9 October 2019

Our daily round-up of news from the art world 

Italian court blocks Leonardo da Vinci’s Vitruvian Man from travelling to Louvre | Leonardo da Vinci’s iconic rendering of a man with Vitruvian proportions has for now been prohibited from travelling to the Louvre in Paris ahead of the museum’s major retrospective of the Renaissance artist’s work, due to open later this month. An Italian court has temporarily blocked the Gallerie dell’Accademia in Venice from loaning the drawing (c. 1490), after an appeal filed by Italia Nostra, a non-profit organisation dedicated to the protection of national artefacts and architecture, which has argued that the work is too fragile to travel, and risked being damaged by lighting in the Louvre display. Italy’s recently reappointed culture minister, Dario Franceschini, is due to argue against the appeal in another hearing on 16 October.

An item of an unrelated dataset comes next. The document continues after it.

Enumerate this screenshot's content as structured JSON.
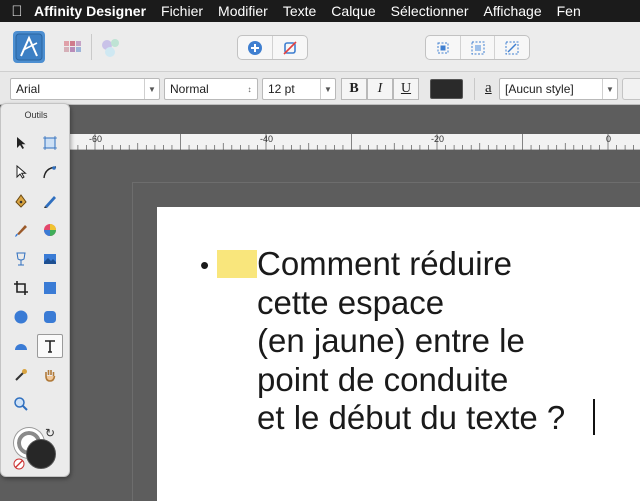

Ikon wins £125,000 award and announces first UK exhibition of Renaissance master Carlo Crivelli | The Ikon Gallery in Birmingham has been announced as the recipient of the inaugural Ampersand Foundation Award, winning a £125,000 grant that will enable the gallery to curate the UK’s first exhibition of works by the 15th-century master Carlo Crivelli. Open to all Plus Tate members, the award helps the winning museum stage an ambitious ‘dream project’, which can take the form of an exhibition, new commission or gallery intervention. Expected to include four masterpieces from the National Gallery’s collection, Ikon’s winning proposal, Carlo Crivelli: Radical Illusionism in the 15th Century, will open in the summer of 2021. It will mark a departure for the Birmingham gallery, which is otherwise dedicated to contemporary art.

Stirling architecture prize awarded to Norwich council houses | A row of environmentally friendly council houses in Norwich has won the 2019 Stirling prize, awarded by the Royal Institute of British Architects (RIBA) to the best new building in the UK. The 105 light-brick homes that form an estate on Goldsmith Street were designed by London firm Mikhail Riches with Cathy Hawley, who strictly adhered to Passivhaus environmental standards, resulting in energy costs 70% cheaper than the national average. In competition with projects including London Bridge station and Nevill Holt Opera near Market Harborough, Goldsmith Street was praised by RIBA judges as ‘a modest masterpiece… high-quality architecture in its purest most environmentally and socially conscious form’.

Philadelphia’s Institute of Contemporary Art receives gift of $1.15 million | The Institute of Contemporary Art (ICA), part of the University of Pennsylvania, Philadelphia, has received a gift of $1.15m from an anonymous donor. The donation will form an endowment fund for the position of director of public engagement, while supporting a travel fund for undergraduates studying art history at the university.